YOUR TASK -
Pull each line holding "this" out of the entries below.

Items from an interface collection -
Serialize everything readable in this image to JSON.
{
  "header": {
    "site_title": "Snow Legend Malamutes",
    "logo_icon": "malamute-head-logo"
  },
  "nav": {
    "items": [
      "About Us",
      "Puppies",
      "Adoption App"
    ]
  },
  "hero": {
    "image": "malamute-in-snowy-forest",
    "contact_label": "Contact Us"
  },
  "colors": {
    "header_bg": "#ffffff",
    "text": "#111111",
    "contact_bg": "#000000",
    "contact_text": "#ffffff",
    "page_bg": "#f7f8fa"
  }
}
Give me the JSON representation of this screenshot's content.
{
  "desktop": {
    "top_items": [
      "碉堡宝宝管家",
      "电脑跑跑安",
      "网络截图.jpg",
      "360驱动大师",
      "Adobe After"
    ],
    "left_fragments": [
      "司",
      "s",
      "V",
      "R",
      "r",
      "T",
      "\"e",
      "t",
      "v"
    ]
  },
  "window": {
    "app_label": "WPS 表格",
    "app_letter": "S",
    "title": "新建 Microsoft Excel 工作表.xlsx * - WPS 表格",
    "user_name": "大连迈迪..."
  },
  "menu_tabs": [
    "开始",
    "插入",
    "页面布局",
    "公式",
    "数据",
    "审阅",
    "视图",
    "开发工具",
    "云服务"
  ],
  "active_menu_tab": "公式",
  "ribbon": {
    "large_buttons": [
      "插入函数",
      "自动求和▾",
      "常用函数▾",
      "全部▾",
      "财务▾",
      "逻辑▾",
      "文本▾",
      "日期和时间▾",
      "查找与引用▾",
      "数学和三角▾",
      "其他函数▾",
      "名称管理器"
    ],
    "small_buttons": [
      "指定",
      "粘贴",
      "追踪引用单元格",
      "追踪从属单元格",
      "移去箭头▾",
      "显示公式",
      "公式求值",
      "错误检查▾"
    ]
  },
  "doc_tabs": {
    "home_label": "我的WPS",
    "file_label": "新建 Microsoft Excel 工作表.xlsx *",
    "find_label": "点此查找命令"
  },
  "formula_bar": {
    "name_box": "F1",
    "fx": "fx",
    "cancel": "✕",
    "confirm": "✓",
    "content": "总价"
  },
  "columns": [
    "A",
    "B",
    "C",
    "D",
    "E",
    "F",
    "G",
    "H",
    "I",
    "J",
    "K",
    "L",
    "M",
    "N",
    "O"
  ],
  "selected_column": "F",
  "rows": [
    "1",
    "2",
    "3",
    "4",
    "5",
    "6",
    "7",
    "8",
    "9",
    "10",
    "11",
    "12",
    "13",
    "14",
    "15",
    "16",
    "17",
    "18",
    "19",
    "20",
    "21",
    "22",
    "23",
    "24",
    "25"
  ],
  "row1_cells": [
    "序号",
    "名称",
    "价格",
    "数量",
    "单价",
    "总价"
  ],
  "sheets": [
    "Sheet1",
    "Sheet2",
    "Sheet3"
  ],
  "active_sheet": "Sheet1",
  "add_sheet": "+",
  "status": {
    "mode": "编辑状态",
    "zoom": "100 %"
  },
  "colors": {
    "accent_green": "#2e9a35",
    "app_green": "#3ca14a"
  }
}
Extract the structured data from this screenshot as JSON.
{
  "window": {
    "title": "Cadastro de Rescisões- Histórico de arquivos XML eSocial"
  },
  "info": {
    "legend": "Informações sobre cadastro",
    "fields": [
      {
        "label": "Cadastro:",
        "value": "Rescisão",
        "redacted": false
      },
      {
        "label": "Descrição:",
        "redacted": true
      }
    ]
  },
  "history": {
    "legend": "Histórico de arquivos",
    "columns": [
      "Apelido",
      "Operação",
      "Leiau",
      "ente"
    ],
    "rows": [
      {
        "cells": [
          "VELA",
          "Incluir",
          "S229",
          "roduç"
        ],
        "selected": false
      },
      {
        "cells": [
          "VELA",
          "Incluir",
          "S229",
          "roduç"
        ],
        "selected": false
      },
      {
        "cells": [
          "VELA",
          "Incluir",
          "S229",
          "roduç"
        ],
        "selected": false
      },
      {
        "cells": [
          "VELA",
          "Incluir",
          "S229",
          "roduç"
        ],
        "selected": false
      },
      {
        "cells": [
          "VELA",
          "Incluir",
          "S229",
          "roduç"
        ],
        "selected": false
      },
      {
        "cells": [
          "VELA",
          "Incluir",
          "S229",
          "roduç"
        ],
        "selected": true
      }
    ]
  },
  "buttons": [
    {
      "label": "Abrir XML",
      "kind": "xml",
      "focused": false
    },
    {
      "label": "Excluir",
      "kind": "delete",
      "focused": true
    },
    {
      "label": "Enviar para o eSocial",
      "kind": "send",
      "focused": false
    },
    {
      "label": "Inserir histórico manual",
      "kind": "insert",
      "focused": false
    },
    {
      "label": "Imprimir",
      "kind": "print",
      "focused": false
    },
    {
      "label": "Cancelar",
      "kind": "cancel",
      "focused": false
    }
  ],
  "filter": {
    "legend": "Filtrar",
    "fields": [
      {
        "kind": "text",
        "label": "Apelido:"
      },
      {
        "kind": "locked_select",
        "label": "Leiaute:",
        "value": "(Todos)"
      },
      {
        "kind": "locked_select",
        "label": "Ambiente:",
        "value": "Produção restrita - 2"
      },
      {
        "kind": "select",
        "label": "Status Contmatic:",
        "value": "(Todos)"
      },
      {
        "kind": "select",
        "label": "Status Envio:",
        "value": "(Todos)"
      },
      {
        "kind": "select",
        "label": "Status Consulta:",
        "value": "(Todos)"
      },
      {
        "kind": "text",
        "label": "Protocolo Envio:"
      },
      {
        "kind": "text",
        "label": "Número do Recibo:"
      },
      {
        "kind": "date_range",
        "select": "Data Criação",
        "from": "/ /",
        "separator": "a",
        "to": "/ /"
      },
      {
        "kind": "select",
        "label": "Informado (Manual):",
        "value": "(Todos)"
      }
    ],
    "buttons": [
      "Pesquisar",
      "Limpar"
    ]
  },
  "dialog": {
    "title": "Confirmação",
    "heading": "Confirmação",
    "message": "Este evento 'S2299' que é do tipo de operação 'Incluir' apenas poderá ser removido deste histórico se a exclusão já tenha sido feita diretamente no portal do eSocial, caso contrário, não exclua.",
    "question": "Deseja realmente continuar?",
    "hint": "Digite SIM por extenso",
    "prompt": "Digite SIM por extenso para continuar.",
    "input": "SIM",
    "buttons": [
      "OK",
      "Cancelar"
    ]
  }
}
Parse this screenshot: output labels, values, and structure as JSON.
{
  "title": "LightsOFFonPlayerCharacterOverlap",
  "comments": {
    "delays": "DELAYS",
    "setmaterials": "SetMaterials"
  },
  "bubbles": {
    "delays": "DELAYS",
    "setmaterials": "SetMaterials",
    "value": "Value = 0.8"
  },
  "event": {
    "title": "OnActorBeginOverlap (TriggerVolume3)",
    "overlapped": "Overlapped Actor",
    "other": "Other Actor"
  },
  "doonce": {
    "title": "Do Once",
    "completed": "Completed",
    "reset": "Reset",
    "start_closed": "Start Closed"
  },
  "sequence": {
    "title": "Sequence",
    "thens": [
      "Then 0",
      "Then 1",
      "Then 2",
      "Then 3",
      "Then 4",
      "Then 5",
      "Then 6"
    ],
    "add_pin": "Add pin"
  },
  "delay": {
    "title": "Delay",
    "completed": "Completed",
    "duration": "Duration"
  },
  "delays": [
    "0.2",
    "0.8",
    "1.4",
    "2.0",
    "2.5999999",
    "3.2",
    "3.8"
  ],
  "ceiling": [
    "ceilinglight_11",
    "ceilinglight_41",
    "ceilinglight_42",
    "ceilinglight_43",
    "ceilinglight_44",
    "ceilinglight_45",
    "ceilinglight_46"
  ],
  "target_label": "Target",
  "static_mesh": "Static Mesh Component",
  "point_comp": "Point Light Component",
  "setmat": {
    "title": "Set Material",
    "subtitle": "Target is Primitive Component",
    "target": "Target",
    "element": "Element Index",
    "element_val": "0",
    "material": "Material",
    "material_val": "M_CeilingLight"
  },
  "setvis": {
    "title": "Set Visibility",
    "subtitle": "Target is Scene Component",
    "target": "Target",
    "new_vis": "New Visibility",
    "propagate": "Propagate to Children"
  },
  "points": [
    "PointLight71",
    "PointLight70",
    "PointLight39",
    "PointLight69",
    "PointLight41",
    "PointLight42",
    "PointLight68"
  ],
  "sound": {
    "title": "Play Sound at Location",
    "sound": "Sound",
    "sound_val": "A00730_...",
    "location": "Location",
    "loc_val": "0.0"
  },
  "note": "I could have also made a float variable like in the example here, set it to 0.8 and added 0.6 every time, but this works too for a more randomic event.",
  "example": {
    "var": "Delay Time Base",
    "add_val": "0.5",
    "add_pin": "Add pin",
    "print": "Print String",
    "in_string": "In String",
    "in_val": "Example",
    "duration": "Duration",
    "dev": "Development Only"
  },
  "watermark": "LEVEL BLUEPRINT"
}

ANSWER SPACE -
Serialize everything readable in this image to JSON.
Give me the JSON representation of this screenshot's content.
Extract the structured data from this screenshot as JSON.
Parse this screenshot: output labels, values, and structure as JSON.
  "note": "I could have also made a float variable like in the example here, set it to 0.8 and added 0.6 every time, but this works too for a more randomic event.",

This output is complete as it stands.